Box Elder schools move online as police investigate potential threats
Dec 13, 2021, 1:32 PM | Updated: 6:40 pm
TREMONTON, Utah — Several schools in Box Elder County moved classes online Monday as police continued to investigate three “potential threats.”
Right now, police believe all three were pranks or hoaxes. They say one possibly led to two copycats, but all three weree being taken seriously.
That’s how officers said they must respond in situations like this, and it’s why eight schools were shut down to in-person learning Monday.
Bomb-sniffing dogs combed through each of the schools involved in Monday’s shutdown. Police said all of it started from a message scratched into a bathroom stall at Bear River High School.
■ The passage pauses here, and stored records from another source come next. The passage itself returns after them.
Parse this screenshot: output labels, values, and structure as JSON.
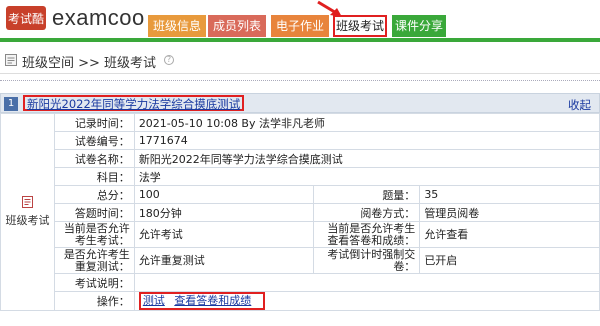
{
  "header": {
    "logo_seal_text": "考试酷",
    "brand": "examcoo",
    "tabs": [
      {
        "label": "班级信息"
      },
      {
        "label": "成员列表"
      },
      {
        "label": "电子作业"
      },
      {
        "label": "班级考试"
      },
      {
        "label": "课件分享"
      }
    ],
    "active_tab": "班级考试"
  },
  "breadcrumb": {
    "text": "班级空间 >> 班级考试"
  },
  "exam": {
    "index": "1",
    "title": "新阳光2022年同等学力法学综合摸底测试",
    "collapse_label": "收起",
    "side_label": "班级考试",
    "fields": {
      "record_time_label": "记录时间：",
      "record_time_value": "2021-05-10 10:08  By 法学非凡老师",
      "paper_no_label": "试卷编号：",
      "paper_no_value": "1771674",
      "paper_name_label": "试卷名称：",
      "paper_name_value": "新阳光2022年同等学力法学综合摸底测试",
      "subject_label": "科目：",
      "subject_value": "法学",
      "total_label": "总分：",
      "total_value": "100",
      "questions_label": "题量：",
      "questions_value": "35",
      "duration_label": "答题时间：",
      "duration_value": "180分钟",
      "grading_label": "阅卷方式：",
      "grading_value": "管理员阅卷",
      "allow_exam_label": "当前是否允许考生考试：",
      "allow_exam_value": "允许考试",
      "allow_view_label": "当前是否允许考生查看答卷和成绩：",
      "allow_view_value": "允许查看",
      "allow_retest_label": "是否允许考生重复测试：",
      "allow_retest_value": "允许重复测试",
      "countdown_label": "考试倒计时强制交卷：",
      "countdown_value": "已开启",
      "desc_label": "考试说明：",
      "desc_value": "",
      "ops_label": "操作：",
      "op_test": "测试",
      "op_view": "查看答卷和成绩"
    }
  },
  "colors": {
    "tab_info": "#e89a3c",
    "tab_members": "#d96a5a",
    "tab_homework": "#e8843c",
    "tab_share": "#3aa83a",
    "highlight": "#e02020",
    "link": "#1a3aa0"
  }
}
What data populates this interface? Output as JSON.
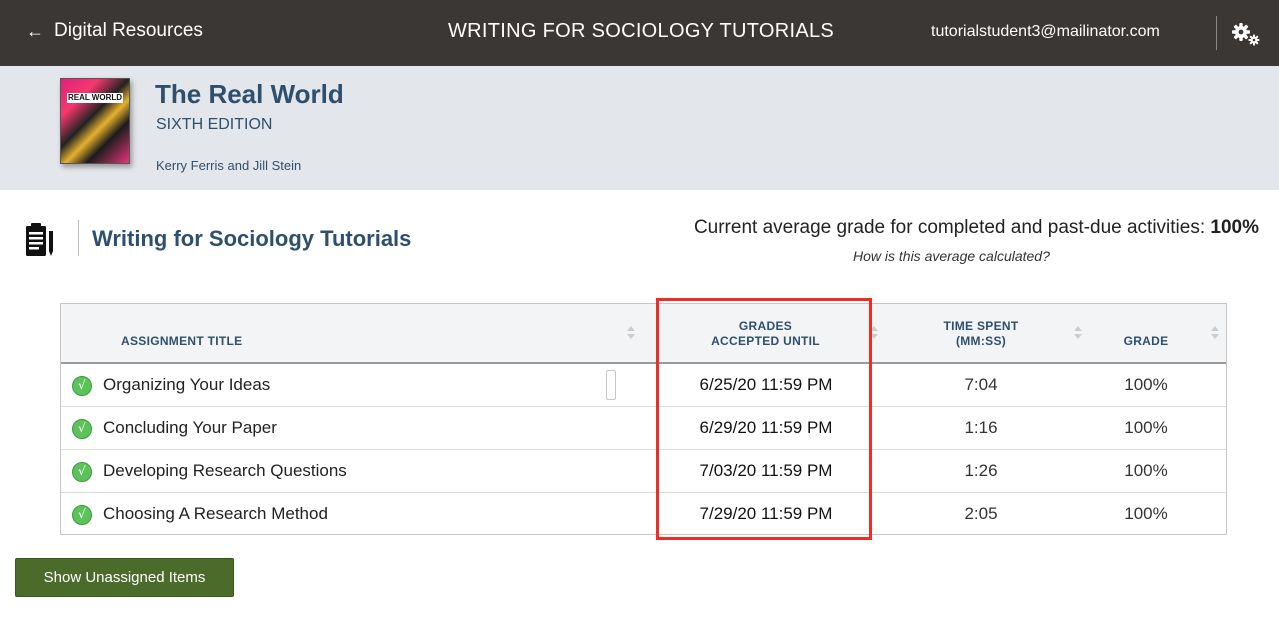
{
  "topbar": {
    "back_label": "Digital Resources",
    "title": "WRITING FOR SOCIOLOGY TUTORIALS",
    "user_email": "tutorialstudent3@mailinator.com",
    "settings_icon": "gears-icon"
  },
  "book": {
    "title": "The Real World",
    "edition": "SIXTH EDITION",
    "authors": "Kerry Ferris and Jill Stein",
    "cover_text": "REAL WORLD"
  },
  "section": {
    "icon": "clipboard-icon",
    "title": "Writing for Sociology Tutorials",
    "average_label": "Current average grade for completed and past-due activities: ",
    "average_value": "100%",
    "average_help": "How is this average calculated?"
  },
  "table": {
    "headers": {
      "title": "ASSIGNMENT TITLE",
      "grades_line1": "GRADES",
      "grades_line2": "ACCEPTED UNTIL",
      "time_line1": "TIME SPENT",
      "time_line2": "(MM:SS)",
      "grade": "GRADE"
    },
    "rows": [
      {
        "title": "Organizing Your Ideas",
        "accepted_until": "6/25/20 11:59 PM",
        "time": "7:04",
        "grade": "100%",
        "status": "completed"
      },
      {
        "title": "Concluding Your Paper",
        "accepted_until": "6/29/20 11:59 PM",
        "time": "1:16",
        "grade": "100%",
        "status": "completed"
      },
      {
        "title": "Developing Research Questions",
        "accepted_until": "7/03/20 11:59 PM",
        "time": "1:26",
        "grade": "100%",
        "status": "completed"
      },
      {
        "title": "Choosing A Research Method",
        "accepted_until": "7/29/20 11:59 PM",
        "time": "2:05",
        "grade": "100%",
        "status": "completed"
      }
    ]
  },
  "buttons": {
    "show_unassigned": "Show Unassigned Items"
  },
  "colors": {
    "topbar": "#3a3734",
    "bookbar": "#e3e6ea",
    "heading_blue": "#2f4f6e",
    "highlight_red": "#ee2e24",
    "button_green": "#4b6b2b",
    "check_green": "#5cc25a"
  }
}
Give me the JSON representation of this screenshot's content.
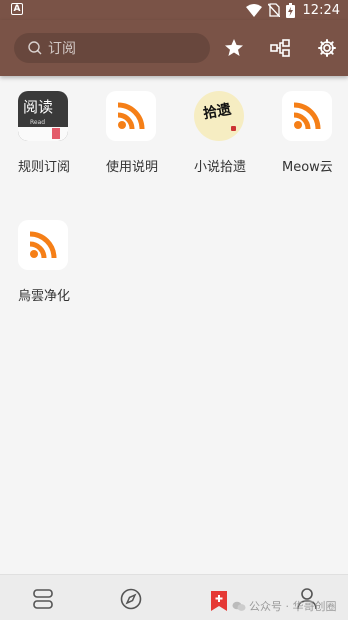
{
  "status_bar": {
    "app_icon": "A",
    "time": "12:24"
  },
  "toolbar": {
    "search_placeholder": "订阅"
  },
  "sources": [
    {
      "label": "规则订阅",
      "icon": "yuedu-app-icon",
      "icon_text": "阅读",
      "icon_subtext": "Read"
    },
    {
      "label": "使用说明",
      "icon": "rss-icon"
    },
    {
      "label": "小说拾遗",
      "icon": "shiyi-logo-icon",
      "icon_text": "拾遗"
    },
    {
      "label": "Meow云",
      "icon": "rss-icon"
    },
    {
      "label": "烏雲净化",
      "icon": "rss-icon"
    }
  ],
  "colors": {
    "toolbar": "#7a5347",
    "rss_orange": "#f57f17",
    "bottom_active": "#e53935"
  },
  "watermark": {
    "text": "公众号 · 华哥创圈"
  }
}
Bomb-sniffing dogs are also checking all of the Tremonton & Garland area public schools since an explosive was mentioned in one of the three threats. Again, it's all being done as a precaution. @KSL5TV pic.twitter.com/40V31MYdEd
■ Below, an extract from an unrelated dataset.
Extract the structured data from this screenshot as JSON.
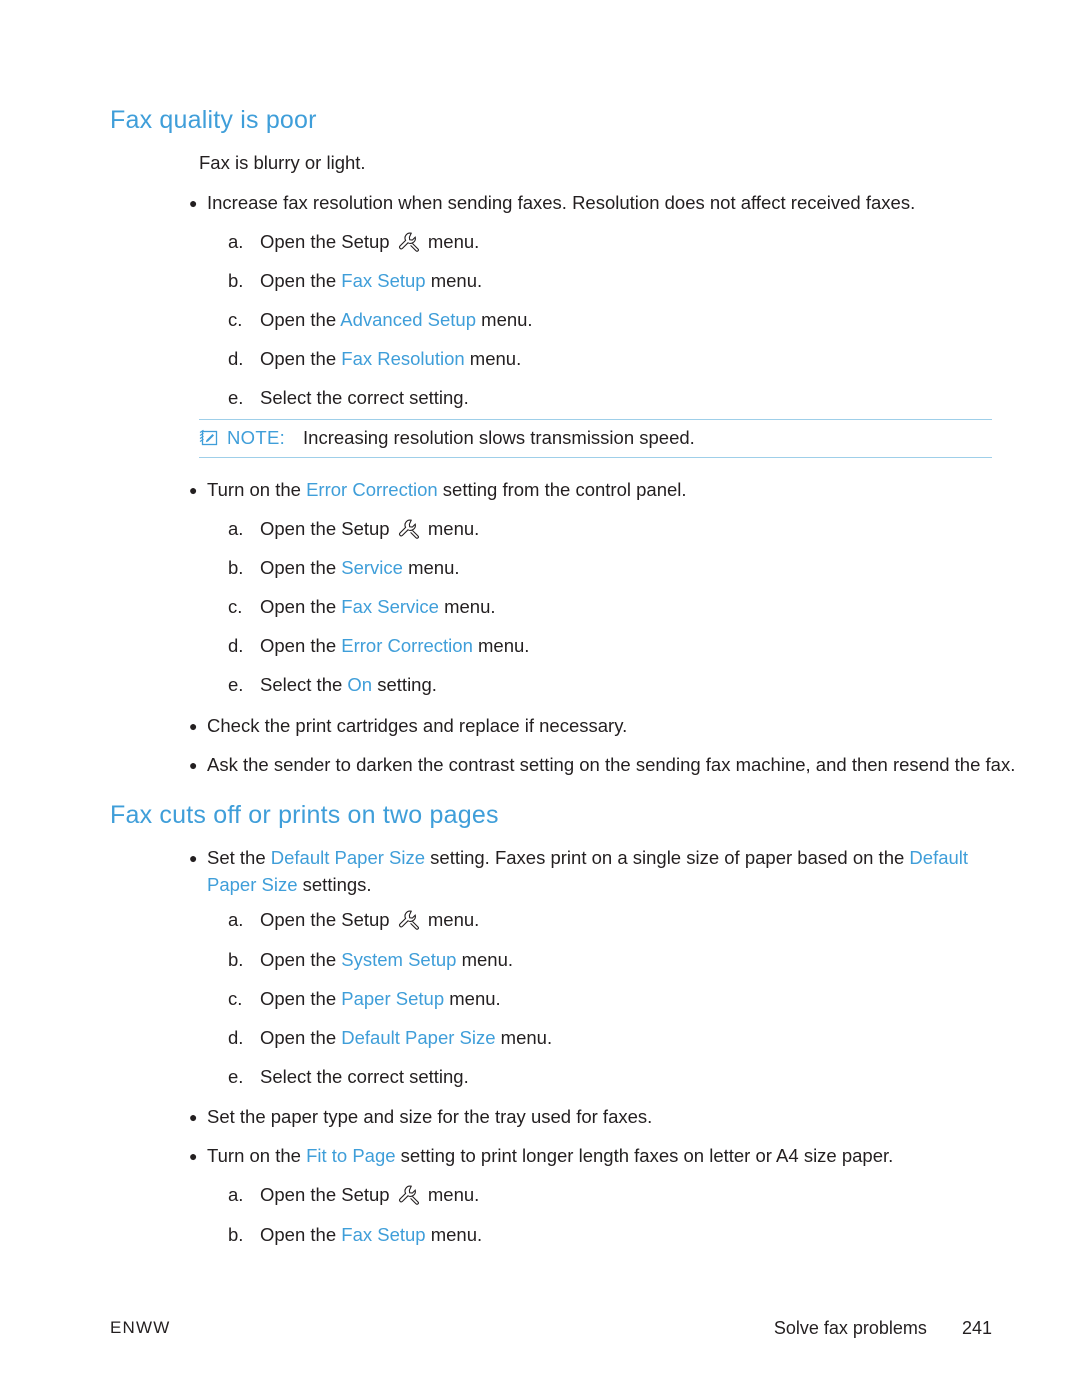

— Mike Anderson (@mikeandersonKSL) December 13, 2021
Cassie Jensen said she heard about it after her son saw it posted on social media on Friday.
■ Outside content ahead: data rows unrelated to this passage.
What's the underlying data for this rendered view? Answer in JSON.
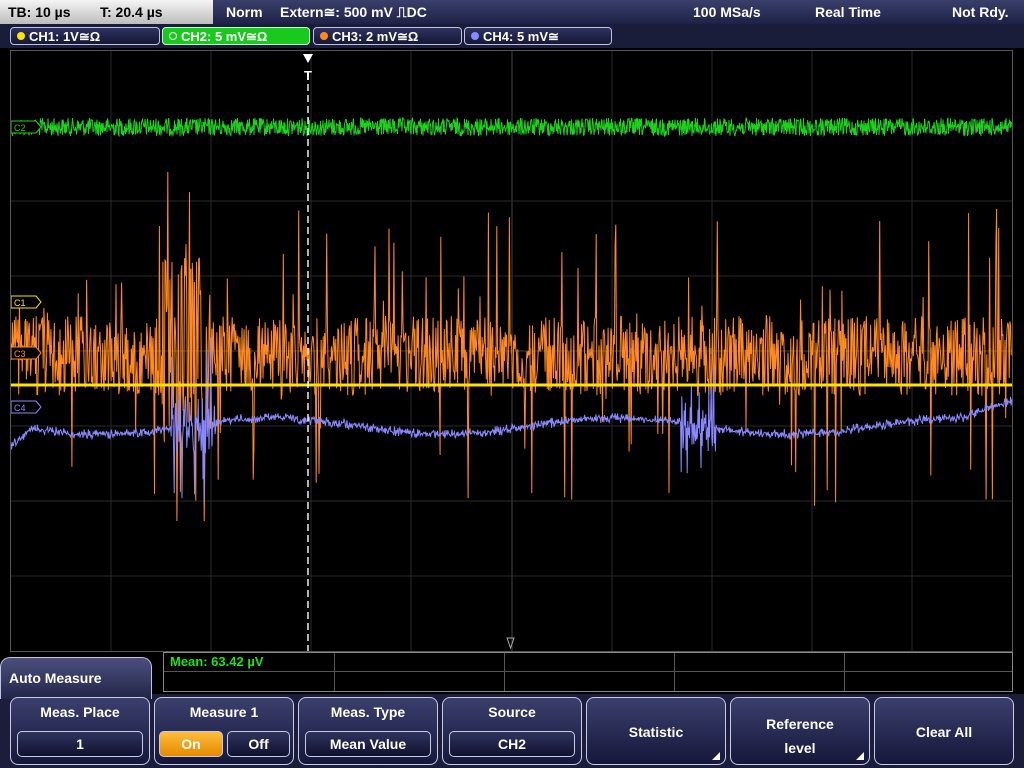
{
  "status": {
    "timebase": "TB: 10 µs",
    "trigger_time": "T: 20.4 µs",
    "trigger_mode": "Norm",
    "trigger_source": "Extern≅: 500 mV ⎍DC",
    "sample_rate": "100 MSa/s",
    "acq_mode": "Real Time",
    "state": "Not Rdy."
  },
  "channels": [
    {
      "label": "CH1: 1V≅Ω",
      "color": "#ffe400",
      "active": false
    },
    {
      "label": "CH2: 5 mV≅Ω",
      "color": "#1dd11d",
      "active": true
    },
    {
      "label": "CH3: 2 mV≅Ω",
      "color": "#ff8a24",
      "active": false
    },
    {
      "label": "CH4: 5 mV≅",
      "color": "#8a88ff",
      "active": false
    }
  ],
  "markers": {
    "c1": "C1",
    "c2": "C2",
    "c3": "C3",
    "c4": "C4",
    "trigger": "T"
  },
  "measurement": {
    "text": "Mean: 63.42 µV"
  },
  "menu": {
    "title": "Auto Measure",
    "meas_place": {
      "label": "Meas. Place",
      "value": "1"
    },
    "measure": {
      "label": "Measure 1",
      "on": "On",
      "off": "Off",
      "state": "On"
    },
    "meas_type": {
      "label": "Meas. Type",
      "value": "Mean Value"
    },
    "source": {
      "label": "Source",
      "value": "CH2"
    },
    "statistic": {
      "label": "Statistic"
    },
    "reference": {
      "line1": "Reference",
      "line2": "level"
    },
    "clear_all": {
      "label": "Clear All"
    }
  }
}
“And it was disturbing as a parent, I’m not gonna lie. We decided then that we were going to keep him home Monday,” Jensen said.
Police say they initially caught a lead, thanks to surveillance video from inside the school.
“Kind of had a suspect and thought we had everything cleared up, and last night sometime we started getting more social media stuff saying there was more stuff possibly going on,” said Tremonton-Garland Chief of Police Nick Nessen.
The plan was to simply have an added police presence Monday, but then the post circulated.
“We think that just spun these other threats out,” Nessen said.
Superintendent Steven Carlson said two threats showed up on social media, which he believes are likely copycats.
“One with a young man, took a video of himself with a gun in his hand, and another one had a picture of a young man with a banner across there,” Carlson said.
That banner mentioned a bomb and Carlson said the gun was determined to be fake.
“It’s very frustrating because you have to take everything seriously,” Carlson said.
It’s frustrating for administrators, staff and police and frightening for parents.
“It’s just unsettling when you see and hear about all these other shootings, and I wouldn’t want to send my daughter or any of my kids to school with that,” said parent Alisa Armistead.
“I think it should be taken very seriously. I mean as a parent, you’re putting our children’s lives in danger, and it’s not a joke,” Jensen said.
And Carlson said this all is being taken very seriously, and police will pursue charges.
He said sending classes online is also a problem for many students who depend on school breakfast and lunch, who may not have those meals Monday.